*Data under study*.
========================

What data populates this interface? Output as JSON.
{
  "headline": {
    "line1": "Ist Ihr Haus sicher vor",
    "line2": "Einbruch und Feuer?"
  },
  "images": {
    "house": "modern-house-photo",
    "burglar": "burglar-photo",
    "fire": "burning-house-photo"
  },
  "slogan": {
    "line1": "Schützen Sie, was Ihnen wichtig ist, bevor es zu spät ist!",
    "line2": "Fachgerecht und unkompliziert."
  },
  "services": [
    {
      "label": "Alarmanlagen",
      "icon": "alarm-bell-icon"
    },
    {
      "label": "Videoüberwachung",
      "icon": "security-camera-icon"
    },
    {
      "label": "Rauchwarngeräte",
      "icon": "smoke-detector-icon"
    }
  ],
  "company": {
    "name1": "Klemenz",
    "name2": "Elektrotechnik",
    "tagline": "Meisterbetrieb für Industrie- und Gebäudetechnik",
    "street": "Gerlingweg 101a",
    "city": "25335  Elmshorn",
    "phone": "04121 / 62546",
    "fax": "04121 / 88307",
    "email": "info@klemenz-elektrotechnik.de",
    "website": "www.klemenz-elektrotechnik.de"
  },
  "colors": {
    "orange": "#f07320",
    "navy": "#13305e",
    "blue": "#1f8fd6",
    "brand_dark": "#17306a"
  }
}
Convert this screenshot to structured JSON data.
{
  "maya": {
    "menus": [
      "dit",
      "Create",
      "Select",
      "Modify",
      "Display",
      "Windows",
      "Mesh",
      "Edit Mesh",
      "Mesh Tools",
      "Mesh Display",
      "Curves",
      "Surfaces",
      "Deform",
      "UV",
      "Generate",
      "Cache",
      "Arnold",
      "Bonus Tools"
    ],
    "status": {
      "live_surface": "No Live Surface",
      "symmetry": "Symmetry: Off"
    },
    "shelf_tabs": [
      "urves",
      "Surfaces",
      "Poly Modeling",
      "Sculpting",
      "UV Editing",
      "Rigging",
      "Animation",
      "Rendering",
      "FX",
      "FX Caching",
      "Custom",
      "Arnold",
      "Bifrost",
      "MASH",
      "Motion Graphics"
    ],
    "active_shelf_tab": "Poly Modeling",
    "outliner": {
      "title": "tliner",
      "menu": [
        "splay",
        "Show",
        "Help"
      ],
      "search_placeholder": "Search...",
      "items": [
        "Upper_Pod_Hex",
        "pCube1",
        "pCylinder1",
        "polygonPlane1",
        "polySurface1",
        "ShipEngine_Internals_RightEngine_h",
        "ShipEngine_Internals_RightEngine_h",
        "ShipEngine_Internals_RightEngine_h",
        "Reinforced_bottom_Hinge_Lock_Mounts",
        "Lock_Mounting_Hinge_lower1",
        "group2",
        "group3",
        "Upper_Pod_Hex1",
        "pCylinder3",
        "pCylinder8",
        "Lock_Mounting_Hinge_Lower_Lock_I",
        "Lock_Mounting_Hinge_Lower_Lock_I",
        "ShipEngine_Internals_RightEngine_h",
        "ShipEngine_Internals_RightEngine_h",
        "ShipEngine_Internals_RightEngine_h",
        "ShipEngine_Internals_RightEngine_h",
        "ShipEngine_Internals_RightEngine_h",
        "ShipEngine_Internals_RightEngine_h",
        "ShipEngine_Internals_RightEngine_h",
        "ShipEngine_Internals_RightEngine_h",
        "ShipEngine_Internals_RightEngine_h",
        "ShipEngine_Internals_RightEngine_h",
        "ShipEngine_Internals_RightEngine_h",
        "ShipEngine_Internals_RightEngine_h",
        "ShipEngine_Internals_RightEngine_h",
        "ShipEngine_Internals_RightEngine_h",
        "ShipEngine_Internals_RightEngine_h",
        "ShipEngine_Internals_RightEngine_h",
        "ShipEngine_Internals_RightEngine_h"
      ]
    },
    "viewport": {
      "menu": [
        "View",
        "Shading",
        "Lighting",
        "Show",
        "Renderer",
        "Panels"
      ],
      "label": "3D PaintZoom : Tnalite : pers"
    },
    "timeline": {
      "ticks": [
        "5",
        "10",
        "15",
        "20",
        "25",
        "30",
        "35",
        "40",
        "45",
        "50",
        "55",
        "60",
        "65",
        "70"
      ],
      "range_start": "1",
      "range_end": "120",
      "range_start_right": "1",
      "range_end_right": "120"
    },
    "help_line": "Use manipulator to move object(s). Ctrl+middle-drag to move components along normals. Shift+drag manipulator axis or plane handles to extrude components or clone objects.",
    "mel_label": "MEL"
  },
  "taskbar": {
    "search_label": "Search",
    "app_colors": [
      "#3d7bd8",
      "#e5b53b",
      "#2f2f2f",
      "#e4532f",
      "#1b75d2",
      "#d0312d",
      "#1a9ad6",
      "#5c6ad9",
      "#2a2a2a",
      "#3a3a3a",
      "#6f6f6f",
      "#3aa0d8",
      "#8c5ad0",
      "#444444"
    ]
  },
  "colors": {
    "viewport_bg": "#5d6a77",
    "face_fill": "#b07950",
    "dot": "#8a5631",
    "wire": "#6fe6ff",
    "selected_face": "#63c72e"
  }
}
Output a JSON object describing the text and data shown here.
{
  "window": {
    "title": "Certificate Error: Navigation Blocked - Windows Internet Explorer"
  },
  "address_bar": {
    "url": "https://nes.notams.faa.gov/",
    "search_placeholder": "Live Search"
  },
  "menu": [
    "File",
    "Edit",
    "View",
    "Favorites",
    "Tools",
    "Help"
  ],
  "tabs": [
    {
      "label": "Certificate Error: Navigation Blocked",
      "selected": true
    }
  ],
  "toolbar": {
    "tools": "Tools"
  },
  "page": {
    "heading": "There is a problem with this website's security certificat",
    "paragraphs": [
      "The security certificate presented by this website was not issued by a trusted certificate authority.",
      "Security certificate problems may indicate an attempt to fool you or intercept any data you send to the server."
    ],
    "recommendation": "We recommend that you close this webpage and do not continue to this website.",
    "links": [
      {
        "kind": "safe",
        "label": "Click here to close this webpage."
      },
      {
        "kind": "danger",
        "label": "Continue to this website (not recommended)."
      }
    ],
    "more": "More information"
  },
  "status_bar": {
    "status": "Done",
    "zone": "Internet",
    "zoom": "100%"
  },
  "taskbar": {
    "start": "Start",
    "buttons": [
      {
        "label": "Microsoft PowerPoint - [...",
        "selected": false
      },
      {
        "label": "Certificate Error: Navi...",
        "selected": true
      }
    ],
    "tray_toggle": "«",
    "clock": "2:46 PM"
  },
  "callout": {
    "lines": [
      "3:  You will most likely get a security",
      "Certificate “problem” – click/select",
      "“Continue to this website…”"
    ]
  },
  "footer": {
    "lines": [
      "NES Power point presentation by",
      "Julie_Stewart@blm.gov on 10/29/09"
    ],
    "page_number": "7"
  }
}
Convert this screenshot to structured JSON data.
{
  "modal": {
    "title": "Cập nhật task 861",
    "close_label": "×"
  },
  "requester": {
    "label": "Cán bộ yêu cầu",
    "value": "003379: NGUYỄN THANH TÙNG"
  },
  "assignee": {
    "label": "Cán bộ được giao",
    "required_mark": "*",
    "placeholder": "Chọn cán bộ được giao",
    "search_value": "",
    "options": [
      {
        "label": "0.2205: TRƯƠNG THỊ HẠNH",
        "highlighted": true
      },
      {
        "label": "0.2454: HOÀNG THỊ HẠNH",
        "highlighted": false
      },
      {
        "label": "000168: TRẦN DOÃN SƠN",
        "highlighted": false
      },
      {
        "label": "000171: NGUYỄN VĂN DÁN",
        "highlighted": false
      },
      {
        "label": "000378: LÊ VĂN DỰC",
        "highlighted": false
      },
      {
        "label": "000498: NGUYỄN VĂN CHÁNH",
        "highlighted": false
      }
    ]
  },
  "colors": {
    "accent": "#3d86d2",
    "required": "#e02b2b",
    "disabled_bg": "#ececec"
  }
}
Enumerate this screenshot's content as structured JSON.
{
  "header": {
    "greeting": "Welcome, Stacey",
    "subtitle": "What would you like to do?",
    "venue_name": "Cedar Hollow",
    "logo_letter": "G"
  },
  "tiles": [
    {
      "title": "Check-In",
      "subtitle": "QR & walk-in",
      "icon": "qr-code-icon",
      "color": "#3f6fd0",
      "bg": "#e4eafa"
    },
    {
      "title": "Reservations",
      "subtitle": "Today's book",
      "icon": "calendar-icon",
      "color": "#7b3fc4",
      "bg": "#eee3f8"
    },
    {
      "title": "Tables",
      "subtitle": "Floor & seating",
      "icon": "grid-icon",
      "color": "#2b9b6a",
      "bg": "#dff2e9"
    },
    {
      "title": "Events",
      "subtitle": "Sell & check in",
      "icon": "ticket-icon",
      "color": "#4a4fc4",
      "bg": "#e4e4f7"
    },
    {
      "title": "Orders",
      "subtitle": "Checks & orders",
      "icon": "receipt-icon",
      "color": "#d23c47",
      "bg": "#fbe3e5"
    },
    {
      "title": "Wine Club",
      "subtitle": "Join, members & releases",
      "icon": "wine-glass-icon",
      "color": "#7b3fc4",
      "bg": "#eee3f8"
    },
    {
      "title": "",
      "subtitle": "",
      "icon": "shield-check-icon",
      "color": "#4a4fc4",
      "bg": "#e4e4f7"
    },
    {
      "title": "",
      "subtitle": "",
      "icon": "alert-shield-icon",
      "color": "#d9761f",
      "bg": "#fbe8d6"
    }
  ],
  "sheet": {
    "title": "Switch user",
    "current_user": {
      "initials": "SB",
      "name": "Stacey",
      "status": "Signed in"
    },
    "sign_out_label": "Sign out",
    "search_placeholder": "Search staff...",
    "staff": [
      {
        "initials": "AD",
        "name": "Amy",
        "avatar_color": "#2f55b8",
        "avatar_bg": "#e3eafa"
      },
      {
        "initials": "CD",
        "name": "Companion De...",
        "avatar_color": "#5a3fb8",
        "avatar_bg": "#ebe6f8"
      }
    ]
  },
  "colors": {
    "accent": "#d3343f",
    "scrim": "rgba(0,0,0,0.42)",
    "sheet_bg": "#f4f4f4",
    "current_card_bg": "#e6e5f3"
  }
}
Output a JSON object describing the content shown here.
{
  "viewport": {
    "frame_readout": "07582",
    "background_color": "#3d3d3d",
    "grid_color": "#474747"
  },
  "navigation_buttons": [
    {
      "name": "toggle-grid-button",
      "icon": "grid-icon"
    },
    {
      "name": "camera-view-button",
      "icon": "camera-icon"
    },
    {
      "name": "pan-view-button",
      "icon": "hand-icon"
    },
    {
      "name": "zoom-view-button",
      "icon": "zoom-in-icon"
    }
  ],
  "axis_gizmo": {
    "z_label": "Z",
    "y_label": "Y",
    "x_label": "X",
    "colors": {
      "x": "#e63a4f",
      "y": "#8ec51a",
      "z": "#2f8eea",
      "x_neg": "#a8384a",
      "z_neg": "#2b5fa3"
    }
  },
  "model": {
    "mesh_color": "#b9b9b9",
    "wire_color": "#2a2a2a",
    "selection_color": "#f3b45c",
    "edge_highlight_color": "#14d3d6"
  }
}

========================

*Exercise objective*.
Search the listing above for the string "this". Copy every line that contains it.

*Solution*.
What data populates this interface? Output as JSON.
Convert this screenshot to structured JSON data.
    "heading": "There is a problem with this website's security certificat",
      "The security certificate presented by this website was not issued by a trusted certificate authority.",
    "recommendation": "We recommend that you close this webpage and do not continue to this website.",
        "label": "Click here to close this webpage."
        "label": "Continue to this website (not recommended)."
      "“Continue to this website…”"
Convert this screenshot to structured JSON data.
Enumerate this screenshot's content as structured JSON.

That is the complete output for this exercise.